پارادایم در تحقیقات حسابداری: مشاهده از شمال امریکا
|کد مقاله||سال انتشار||مقاله انگلیسی||ترجمه فارسی||تعداد کلمات|
|10360||2010||5 صفحه PDF||سفارش دهید||3190 کلمه|
Publisher : Elsevier - Science Direct (الزویر - ساینس دایرکت)
Journal : Management Accounting Research, Volume 21, Issue 2, June 2010, Pages 116–120
The highest ranked U.S. business schools value, almost exclusively, publications in academic journals deemed to be “A-level” and high quantities of SSCI citations. But the so-called A-level journals, which typically are said to be five in number or less, publish predominantly empirical tests of economics-based models using large, archival data sets. Motivating researchers to publish papers that are situated only in these journals and that gather high quantities of SSCI citations, which are more likely if the publications are in mainstream topic areas, reduces topic, discipline, and research method diversity. The loss of diversity is costly to the schools themselves, the academy and, indeed, society. The narrow focus of the U.S. business schools provides a great opportunity for business schools in Europe and other parts of the world to take a leadership position in many important research areas. But that opportunity will be lost if those schools try to emulate the U.S. business school model.
The word “paradigm” can evoke different meanings. The Free Dictionary defines paradigm as “a set of assumptions, concepts, values, and practices that constitutes a way of viewing reality for the community that shares them, especially in an intellectual discipline.” In this paper, I focus particularly on the word “values” in this definition. I discuss the kinds of research that are valued by most of the highest ranked U.S. business schools (as well as those that aspire to be highly ranked) and the effects of those values on U.S. accounting researchers’ paradigm choices. The administrators at these top-ranked schools set constraints on what professors at these schools can do if they want to be evaluated favorably. These constraints affect research choices regarding topics studied and the theoretical disciplines, models, and research methods employed. In other words, they affect everything that one can think of when hearing the word “paradigm.” At most of the highest ranked U.S. business schools, the kinds of research that are valued have two distinguishing characteristics: (1) publication in an “A-level” academic journal and (2) a high quantity of SSCI citations.1 In this paper I argue that these values are essentially closing the door on many potentially important research undertakings using paradigms considered outside the norm. They are squeezing out topic, discipline, and research method diversity, at great cost to the schools themselves, the academy and, indeed, society. To illustrate the point, compare the research that is being done, as reflected by counts of SSRN working paper postings, with that being published in the major accounting research journals.2Table 1 provides an indication of what accounting researchers have been working on in recent years. This table illustrates the SSRN postings for some illustrative examples, including some “hot” topics (governance and compensation), some popular financial accounting topics (earnings management and conservatism), and some word indicators of management accounting topics (management accounting, performance measurement, cost allocation, and budgeting).3 These data suggest that researchers are working in all of these areas.
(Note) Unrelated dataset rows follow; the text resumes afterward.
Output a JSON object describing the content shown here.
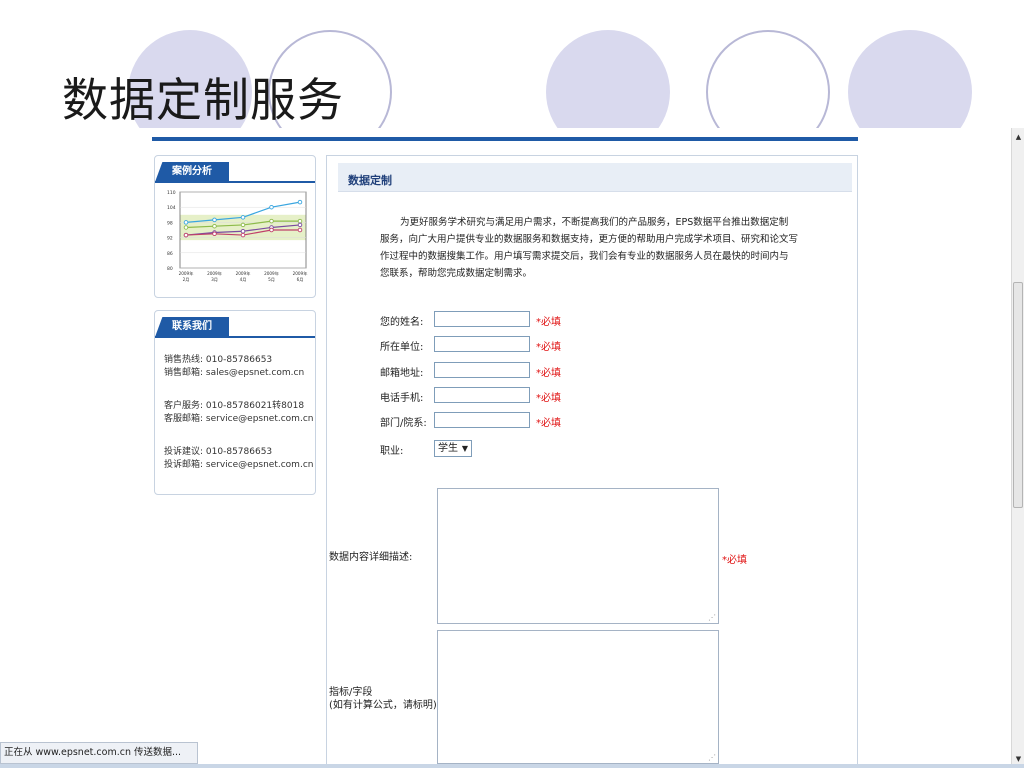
{
  "slide": {
    "title": "数据定制服务"
  },
  "sidebar": {
    "case_panel": {
      "tab_label": "案例分析",
      "chart_data": {
        "type": "line",
        "categories": [
          "2009年\n2月",
          "2009年\n3月",
          "2009年\n4月",
          "2009年\n5月",
          "2009年\n6月"
        ],
        "x_labels_line1": [
          "2009年",
          "2009年",
          "2009年",
          "2009年",
          "2009年"
        ],
        "x_labels_line2": [
          "2月",
          "3月",
          "4月",
          "5月",
          "6月"
        ],
        "y_ticks": [
          "110",
          "104",
          "98",
          "92",
          "86",
          "80"
        ],
        "ylim": [
          80,
          110
        ],
        "series": [
          {
            "values": [
              98,
              99,
              100,
              104,
              106
            ],
            "color": "#3aa6e0"
          },
          {
            "values": [
              96,
              96.5,
              97,
              98.5,
              98.5
            ],
            "color": "#8dbb4a"
          },
          {
            "values": [
              93,
              94,
              94.5,
              96,
              97
            ],
            "color": "#7a4aa0"
          },
          {
            "values": [
              93,
              93.5,
              93,
              95,
              95
            ],
            "color": "#c0406a"
          }
        ]
      }
    },
    "contact_panel": {
      "tab_label": "联系我们",
      "lines": [
        {
          "label": "销售热线:",
          "value": "010-85786653"
        },
        {
          "label": "销售邮箱:",
          "value": "sales@epsnet.com.cn"
        },
        {
          "label": "客户服务:",
          "value": "010-85786021转8018"
        },
        {
          "label": "客服邮箱:",
          "value": "service@epsnet.com.cn"
        },
        {
          "label": "投诉建议:",
          "value": "010-85786653"
        },
        {
          "label": "投诉邮箱:",
          "value": "service@epsnet.com.cn"
        }
      ]
    }
  },
  "main": {
    "section_title": "数据定制",
    "intro_line1": "为更好服务学术研究与满足用户需求，不断提高我们的产品服务，EPS数据平台推出数据定制",
    "intro_line2": "服务，向广大用户提供专业的数据服务和数据支持，更方便的帮助用户完成学术项目、研究和论文写",
    "intro_line3": "作过程中的数据搜集工作。用户填写需求提交后，我们会有专业的数据服务人员在最快的时间内与",
    "intro_line4": "您联系，帮助您完成数据定制需求。",
    "form": {
      "name_label": "您的姓名:",
      "name_value": "",
      "unit_label": "所在单位:",
      "unit_value": "",
      "email_label": "邮箱地址:",
      "email_value": "",
      "phone_label": "电话手机:",
      "phone_value": "",
      "dept_label": "部门/院系:",
      "dept_value": "",
      "required_mark": "*必填",
      "job_label": "职业:",
      "job_selected": "学生",
      "desc_label": "数据内容详细描述:",
      "index_label_line1": "指标/字段",
      "index_label_line2": "(如有计算公式，请标明)"
    }
  },
  "statusbar": {
    "text": "正在从 www.epsnet.com.cn 传送数据..."
  },
  "colors": {
    "accent": "#1f5aa6",
    "required": "#e01010",
    "circle_fill": "#d9d9ee"
  }
}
More papers are being written in the “hot” areas. The financial and management accounting areas show approximately equal activity.